The Aboriginal History of Yarra

Wurundjeri Camp

Aboriginal Australians camped on the Yarra, circa 1859, Antoine Fauchery, State Library of Victoria Accession number H92.101/101

1. Introduction

All Wurundjeri clan members knew their land in great detail, including the best times to visit each area according to weather and availability of food. Land boundaries for each clan were clearly defined, with strict protocols governing access to the land of other clans. While each clan or family group travelled on its own, they still maintained relationships with others within their language group. Marriage played an important role in this, as people would not marry within their own clan. Instead, partners were chosen from different clans within the Kulin nation.[i] Visiting the land of other clans was therefore an important and necessary right.



 

[i] Presland, First People, 15

The Wurundjeri-willam people of the Kulin Nation are the Traditional Owners of the land that is now known as the City of Yarra. Their relationship with the land extends back tens of thousands of years to when their creator spirit ‘Bunjil’ formed their people, the land and all living things.

The Wurundjeri’s connection to land is underpinned by cultural and spiritual values vastly different to those of the Europeans. The Wurundjeri did not ‘own’ the land in the European sense of the word, but belonged to, or were ‘owned by’ the land. They did not live in permanent settlements but, rather, camped for periods within defined clan boundaries where food was plentiful, and moved on when the land needed to rejuvenate. The land provided all the Wurundjeri needed – food, water, medicine, shelter – and they treated it with the respect due to such a provider.

The moment Europeans arrived in the area, they began changing the land to suit the European way of life. Relationships with the Wurundjeri and other Aboriginal people in the area varied, but for the majority of settlers, the driving force was land ownership. For at least some of these settlers, underlying this drive was an imperial belief in British superiority combined with a desire to ‘civilise’.

The settlement and development of Melbourne impacted heavily on the Wurundjeri. Dispossession of land, dislocation, frontier clashes and introduced diseases led to a dramatic decline in the population. Despite the effects of colonisation, Aboriginal people and culture survived and the strong bonds between families and clans could not be broken.

This website explores the relationships between the Traditional Owners and Settlers through the early years of Melbourne’s establishment. It is not an easy history, but one that is essential in understanding where we have come from and where we are going.

The Wurundjeri-willam people of the Kulin Nation are the Traditional Owners of the land that is now known as the City of Yarra. Their relationship with the land extends back tens of thousands of years to when their creator spirit ‘Bunjil’ formed their people, the land and all living things.

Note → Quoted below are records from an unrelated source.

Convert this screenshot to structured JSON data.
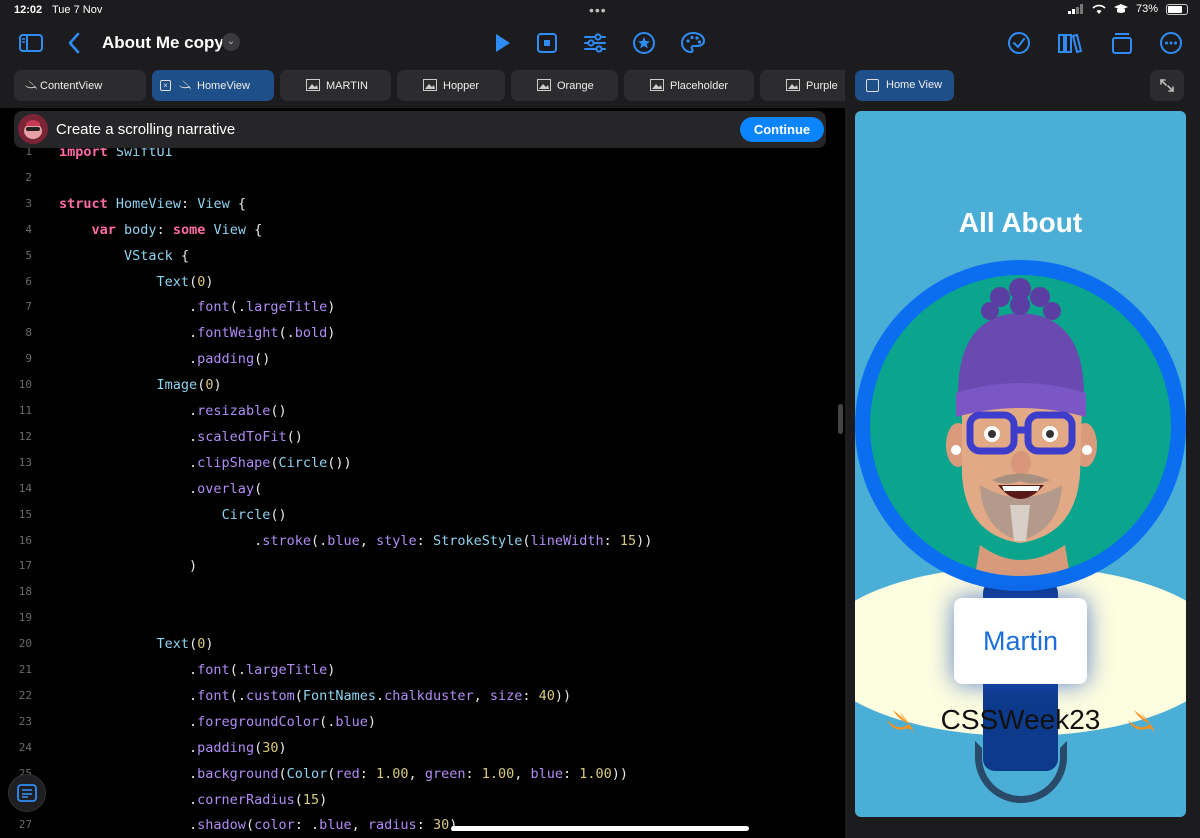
{
  "status_bar": {
    "time": "12:02",
    "date": "Tue 7 Nov",
    "battery": "73%"
  },
  "toolbar": {
    "title": "About Me copy 2"
  },
  "tabs": [
    {
      "label": "ContentView",
      "kind": "swift"
    },
    {
      "label": "HomeView",
      "kind": "swift",
      "active": true
    },
    {
      "label": "MARTIN",
      "kind": "image"
    },
    {
      "label": "Hopper",
      "kind": "image"
    },
    {
      "label": "Orange",
      "kind": "image"
    },
    {
      "label": "Placeholder",
      "kind": "image"
    },
    {
      "label": "Purple",
      "kind": "image"
    }
  ],
  "banner": {
    "text": "Create a scrolling narrative",
    "button": "Continue"
  },
  "code_lines": [
    {
      "n": "1",
      "text": "import SwiftUI"
    },
    {
      "n": "2",
      "text": ""
    },
    {
      "n": "3",
      "text": "struct HomeView: View {"
    },
    {
      "n": "4",
      "text": "    var body: some View {"
    },
    {
      "n": "5",
      "text": "        VStack {"
    },
    {
      "n": "6",
      "text": "            Text(\"All About\")"
    },
    {
      "n": "7",
      "text": "                .font(.largeTitle)"
    },
    {
      "n": "8",
      "text": "                .fontWeight(.bold)"
    },
    {
      "n": "9",
      "text": "                .padding()"
    },
    {
      "n": "10",
      "text": "            Image(\"MARTIN\")"
    },
    {
      "n": "11",
      "text": "                .resizable()"
    },
    {
      "n": "12",
      "text": "                .scaledToFit()"
    },
    {
      "n": "13",
      "text": "                .clipShape(Circle())"
    },
    {
      "n": "14",
      "text": "                .overlay("
    },
    {
      "n": "15",
      "text": "                    Circle()"
    },
    {
      "n": "16",
      "text": "                        .stroke(.blue, style: StrokeStyle(lineWidth: 15))"
    },
    {
      "n": "17",
      "text": "                )"
    },
    {
      "n": "18",
      "text": ""
    },
    {
      "n": "19",
      "text": ""
    },
    {
      "n": "20",
      "text": "            Text(\"Martin\")"
    },
    {
      "n": "21",
      "text": "                .font(.largeTitle)"
    },
    {
      "n": "22",
      "text": "                .font(.custom(FontNames.chalkduster, size: 40))"
    },
    {
      "n": "23",
      "text": "                .foregroundColor(.blue)"
    },
    {
      "n": "24",
      "text": "                .padding(30)"
    },
    {
      "n": "25",
      "text": "                .background(Color(red: 1.00, green: 1.00, blue: 1.00))"
    },
    {
      "n": "26",
      "text": "                .cornerRadius(15)"
    },
    {
      "n": "27",
      "text": "                .shadow(color: .blue, radius: 30)"
    }
  ],
  "preview": {
    "tab_label": "Home View",
    "headline": "All About",
    "name": "Martin",
    "hashtag": "CSSWeek23"
  },
  "colors": {
    "accent": "#0a84ff",
    "preview_bg": "#4aaed6",
    "ring": "#0b6ef0",
    "avatar_bg": "#0aa58c",
    "swift_orange": "#f7921e"
  }
}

The Wurundjeri’s connection to land is underpinned by cultural and spiritual values vastly different to those of the Europeans. The Wurundjeri did not ‘own’ the land in the European sense of the word, but belonged to, or were ‘owned by’ the land. They did not live in permanent settlements but, rather, camped for periods within defined clan boundaries where food was plentiful, and moved on when the land needed to rejuvenate. The land provided all the Wurundjeri needed – food, water, medicine, shelter – and they treated it with the respect due to such a provider.

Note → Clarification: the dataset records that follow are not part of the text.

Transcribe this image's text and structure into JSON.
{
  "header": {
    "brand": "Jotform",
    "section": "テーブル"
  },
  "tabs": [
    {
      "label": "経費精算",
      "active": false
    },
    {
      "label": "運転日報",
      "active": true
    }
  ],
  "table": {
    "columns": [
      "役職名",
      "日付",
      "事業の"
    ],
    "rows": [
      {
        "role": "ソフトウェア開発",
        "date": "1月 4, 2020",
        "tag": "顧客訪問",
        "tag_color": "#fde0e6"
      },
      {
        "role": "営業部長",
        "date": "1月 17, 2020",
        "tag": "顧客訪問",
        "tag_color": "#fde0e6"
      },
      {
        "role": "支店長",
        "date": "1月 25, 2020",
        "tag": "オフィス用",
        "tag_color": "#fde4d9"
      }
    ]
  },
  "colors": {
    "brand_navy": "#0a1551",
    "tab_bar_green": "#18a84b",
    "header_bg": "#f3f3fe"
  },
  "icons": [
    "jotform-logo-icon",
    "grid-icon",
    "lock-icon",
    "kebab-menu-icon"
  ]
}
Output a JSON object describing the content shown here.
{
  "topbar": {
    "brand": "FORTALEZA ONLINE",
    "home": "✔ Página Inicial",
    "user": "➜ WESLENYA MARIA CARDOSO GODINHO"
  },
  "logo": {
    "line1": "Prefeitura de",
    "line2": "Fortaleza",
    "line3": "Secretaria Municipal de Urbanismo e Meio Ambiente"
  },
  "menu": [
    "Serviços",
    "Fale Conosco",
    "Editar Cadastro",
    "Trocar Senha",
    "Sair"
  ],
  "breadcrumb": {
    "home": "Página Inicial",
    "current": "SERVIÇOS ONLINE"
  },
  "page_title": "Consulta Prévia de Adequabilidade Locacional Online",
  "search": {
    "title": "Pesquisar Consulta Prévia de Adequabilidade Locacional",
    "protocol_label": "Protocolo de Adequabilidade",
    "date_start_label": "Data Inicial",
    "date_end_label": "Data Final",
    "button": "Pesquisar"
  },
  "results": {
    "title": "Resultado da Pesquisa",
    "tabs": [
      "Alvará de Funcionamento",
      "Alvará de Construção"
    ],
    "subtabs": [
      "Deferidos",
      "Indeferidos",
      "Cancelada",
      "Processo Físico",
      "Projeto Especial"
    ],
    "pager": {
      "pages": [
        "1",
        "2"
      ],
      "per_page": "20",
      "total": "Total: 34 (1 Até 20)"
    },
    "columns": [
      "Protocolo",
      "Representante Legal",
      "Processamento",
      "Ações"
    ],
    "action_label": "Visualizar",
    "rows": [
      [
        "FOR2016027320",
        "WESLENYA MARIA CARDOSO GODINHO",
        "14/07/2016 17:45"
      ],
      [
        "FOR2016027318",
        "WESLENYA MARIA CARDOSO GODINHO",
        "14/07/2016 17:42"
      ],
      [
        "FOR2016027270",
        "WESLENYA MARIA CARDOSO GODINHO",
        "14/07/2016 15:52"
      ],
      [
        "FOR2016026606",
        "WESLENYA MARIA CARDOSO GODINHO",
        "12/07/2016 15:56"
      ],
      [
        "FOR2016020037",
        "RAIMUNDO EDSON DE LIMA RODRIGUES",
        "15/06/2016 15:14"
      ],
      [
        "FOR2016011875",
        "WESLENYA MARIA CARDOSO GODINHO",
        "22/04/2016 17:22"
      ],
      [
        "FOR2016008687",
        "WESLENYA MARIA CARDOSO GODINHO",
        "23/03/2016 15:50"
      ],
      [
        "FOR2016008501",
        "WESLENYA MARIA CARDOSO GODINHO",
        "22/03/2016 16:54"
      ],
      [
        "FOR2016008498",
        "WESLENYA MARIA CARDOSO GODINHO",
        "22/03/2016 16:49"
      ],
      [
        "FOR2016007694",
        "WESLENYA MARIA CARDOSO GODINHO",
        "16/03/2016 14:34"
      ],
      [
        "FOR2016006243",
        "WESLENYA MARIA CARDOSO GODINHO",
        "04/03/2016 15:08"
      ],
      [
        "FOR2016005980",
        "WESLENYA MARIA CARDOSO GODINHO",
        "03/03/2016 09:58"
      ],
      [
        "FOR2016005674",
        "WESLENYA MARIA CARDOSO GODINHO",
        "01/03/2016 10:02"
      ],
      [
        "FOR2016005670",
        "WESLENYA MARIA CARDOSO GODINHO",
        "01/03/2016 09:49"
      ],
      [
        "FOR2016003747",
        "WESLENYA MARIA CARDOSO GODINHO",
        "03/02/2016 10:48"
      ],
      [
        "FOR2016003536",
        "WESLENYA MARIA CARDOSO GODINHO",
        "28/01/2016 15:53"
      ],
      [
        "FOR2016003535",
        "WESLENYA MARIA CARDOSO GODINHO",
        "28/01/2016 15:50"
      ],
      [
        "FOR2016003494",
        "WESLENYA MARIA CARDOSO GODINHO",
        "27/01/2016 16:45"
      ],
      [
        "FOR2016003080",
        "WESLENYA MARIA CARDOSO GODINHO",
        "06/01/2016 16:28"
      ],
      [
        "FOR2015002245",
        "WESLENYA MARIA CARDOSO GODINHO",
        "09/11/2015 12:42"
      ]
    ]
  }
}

The moment Europeans arrived in the area, they began changing the land to suit the European way of life. Relationships with the Wurundjeri and other Aboriginal people in the area varied, but for the majority of settlers, the driving force was land ownership. For at least some of these settlers, underlying this drive was an imperial belief in British superiority combined with a desire to ‘civilise’.

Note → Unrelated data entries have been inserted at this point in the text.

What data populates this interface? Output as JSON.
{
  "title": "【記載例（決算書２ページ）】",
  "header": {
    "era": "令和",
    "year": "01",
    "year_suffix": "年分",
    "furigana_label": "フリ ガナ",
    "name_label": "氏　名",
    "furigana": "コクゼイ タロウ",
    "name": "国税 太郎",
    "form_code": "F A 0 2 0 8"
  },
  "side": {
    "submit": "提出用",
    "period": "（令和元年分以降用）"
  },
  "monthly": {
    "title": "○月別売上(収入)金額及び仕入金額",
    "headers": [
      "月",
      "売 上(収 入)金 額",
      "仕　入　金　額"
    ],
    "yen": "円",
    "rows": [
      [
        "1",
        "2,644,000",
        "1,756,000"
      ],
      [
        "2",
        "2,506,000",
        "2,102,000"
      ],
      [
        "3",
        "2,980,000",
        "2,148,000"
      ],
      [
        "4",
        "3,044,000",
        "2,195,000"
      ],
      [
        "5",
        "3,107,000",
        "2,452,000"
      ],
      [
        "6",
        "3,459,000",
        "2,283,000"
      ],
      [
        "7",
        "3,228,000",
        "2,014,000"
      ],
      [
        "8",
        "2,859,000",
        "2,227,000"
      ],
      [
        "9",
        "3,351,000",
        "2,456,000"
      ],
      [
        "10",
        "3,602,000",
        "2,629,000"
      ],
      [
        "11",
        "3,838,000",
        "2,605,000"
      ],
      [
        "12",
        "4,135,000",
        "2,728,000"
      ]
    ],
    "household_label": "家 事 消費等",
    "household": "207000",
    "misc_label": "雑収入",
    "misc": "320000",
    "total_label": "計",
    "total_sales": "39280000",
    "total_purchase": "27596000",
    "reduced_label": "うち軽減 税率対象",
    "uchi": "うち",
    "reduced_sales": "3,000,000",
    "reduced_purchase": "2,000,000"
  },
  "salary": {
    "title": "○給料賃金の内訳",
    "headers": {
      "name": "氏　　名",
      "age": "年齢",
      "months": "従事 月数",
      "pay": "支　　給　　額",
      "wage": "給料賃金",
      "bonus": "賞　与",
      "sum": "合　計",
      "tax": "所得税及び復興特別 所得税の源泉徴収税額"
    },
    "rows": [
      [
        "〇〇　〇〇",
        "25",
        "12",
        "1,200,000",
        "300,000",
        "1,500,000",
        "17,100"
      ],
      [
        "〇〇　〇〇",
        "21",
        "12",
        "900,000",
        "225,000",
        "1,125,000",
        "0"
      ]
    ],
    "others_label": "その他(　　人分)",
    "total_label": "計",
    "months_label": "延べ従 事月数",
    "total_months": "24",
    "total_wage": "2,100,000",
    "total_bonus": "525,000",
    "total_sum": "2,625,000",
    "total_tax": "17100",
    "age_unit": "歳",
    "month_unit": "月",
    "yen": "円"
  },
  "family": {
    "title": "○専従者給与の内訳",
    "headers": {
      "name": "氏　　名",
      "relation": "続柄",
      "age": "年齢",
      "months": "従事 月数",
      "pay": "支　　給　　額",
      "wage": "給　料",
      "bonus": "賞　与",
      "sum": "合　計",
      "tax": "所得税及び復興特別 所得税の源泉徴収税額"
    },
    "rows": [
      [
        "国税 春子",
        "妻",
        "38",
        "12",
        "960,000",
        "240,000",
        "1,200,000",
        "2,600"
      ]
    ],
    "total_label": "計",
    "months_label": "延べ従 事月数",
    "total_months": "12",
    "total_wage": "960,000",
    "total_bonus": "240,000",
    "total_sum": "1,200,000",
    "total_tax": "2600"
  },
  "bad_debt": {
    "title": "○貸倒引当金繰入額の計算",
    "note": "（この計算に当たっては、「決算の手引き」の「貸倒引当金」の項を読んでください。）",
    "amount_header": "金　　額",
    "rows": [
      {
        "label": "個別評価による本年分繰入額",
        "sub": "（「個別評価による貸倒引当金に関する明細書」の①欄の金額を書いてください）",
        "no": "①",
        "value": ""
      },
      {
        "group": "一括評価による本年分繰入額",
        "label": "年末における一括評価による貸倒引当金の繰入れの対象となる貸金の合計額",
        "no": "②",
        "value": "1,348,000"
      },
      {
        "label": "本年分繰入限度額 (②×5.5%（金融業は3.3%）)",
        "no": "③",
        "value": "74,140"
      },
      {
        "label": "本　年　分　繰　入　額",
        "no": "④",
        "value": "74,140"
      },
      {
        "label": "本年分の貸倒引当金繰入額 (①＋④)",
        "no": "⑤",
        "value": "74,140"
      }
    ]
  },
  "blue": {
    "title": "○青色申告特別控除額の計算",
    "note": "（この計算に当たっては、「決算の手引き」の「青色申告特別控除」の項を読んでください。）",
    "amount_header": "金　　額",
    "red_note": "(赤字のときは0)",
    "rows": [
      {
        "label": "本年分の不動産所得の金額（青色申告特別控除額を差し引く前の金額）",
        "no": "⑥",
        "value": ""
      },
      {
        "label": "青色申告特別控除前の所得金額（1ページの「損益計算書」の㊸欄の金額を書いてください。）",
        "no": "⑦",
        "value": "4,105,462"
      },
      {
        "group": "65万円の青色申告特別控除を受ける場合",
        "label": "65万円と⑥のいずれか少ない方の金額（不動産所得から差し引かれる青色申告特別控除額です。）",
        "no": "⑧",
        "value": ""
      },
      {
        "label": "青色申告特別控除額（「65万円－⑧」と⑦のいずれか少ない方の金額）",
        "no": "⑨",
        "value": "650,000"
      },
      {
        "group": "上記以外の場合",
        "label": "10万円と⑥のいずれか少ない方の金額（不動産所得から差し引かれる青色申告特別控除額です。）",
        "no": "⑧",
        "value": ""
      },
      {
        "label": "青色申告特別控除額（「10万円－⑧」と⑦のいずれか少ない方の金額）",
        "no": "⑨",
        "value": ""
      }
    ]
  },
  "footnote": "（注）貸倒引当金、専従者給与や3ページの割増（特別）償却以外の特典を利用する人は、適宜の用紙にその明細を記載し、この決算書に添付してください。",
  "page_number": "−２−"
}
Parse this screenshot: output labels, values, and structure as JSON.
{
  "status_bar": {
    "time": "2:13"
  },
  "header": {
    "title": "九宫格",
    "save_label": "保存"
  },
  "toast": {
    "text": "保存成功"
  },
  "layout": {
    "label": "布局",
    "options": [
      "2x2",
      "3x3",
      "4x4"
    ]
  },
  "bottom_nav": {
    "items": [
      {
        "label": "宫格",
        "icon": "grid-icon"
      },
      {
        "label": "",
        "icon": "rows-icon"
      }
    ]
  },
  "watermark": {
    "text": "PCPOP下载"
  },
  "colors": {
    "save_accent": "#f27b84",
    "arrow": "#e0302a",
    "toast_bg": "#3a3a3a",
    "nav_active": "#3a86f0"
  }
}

The settlement and development of Melbourne impacted heavily on the Wurundjeri. Dispossession of land, dislocation, frontier clashes and introduced diseases led to a dramatic decline in the population. Despite the effects of colonisation, Aboriginal people and culture survived and the strong bonds between families and clans could not be broken.

This website explores the relationships between the Traditional Owners and Settlers through the early years of Melbourne’s establishment. It is not an easy history, but one that is essential in understanding where we have come from and where we are going.

Back

Wurundjeri Camp

Wurundjeri Camp

Aboriginal Australians camped on the Yarra, circa 1859, Antoine Fauchery, State Library of Victoria Accession number H92.101/101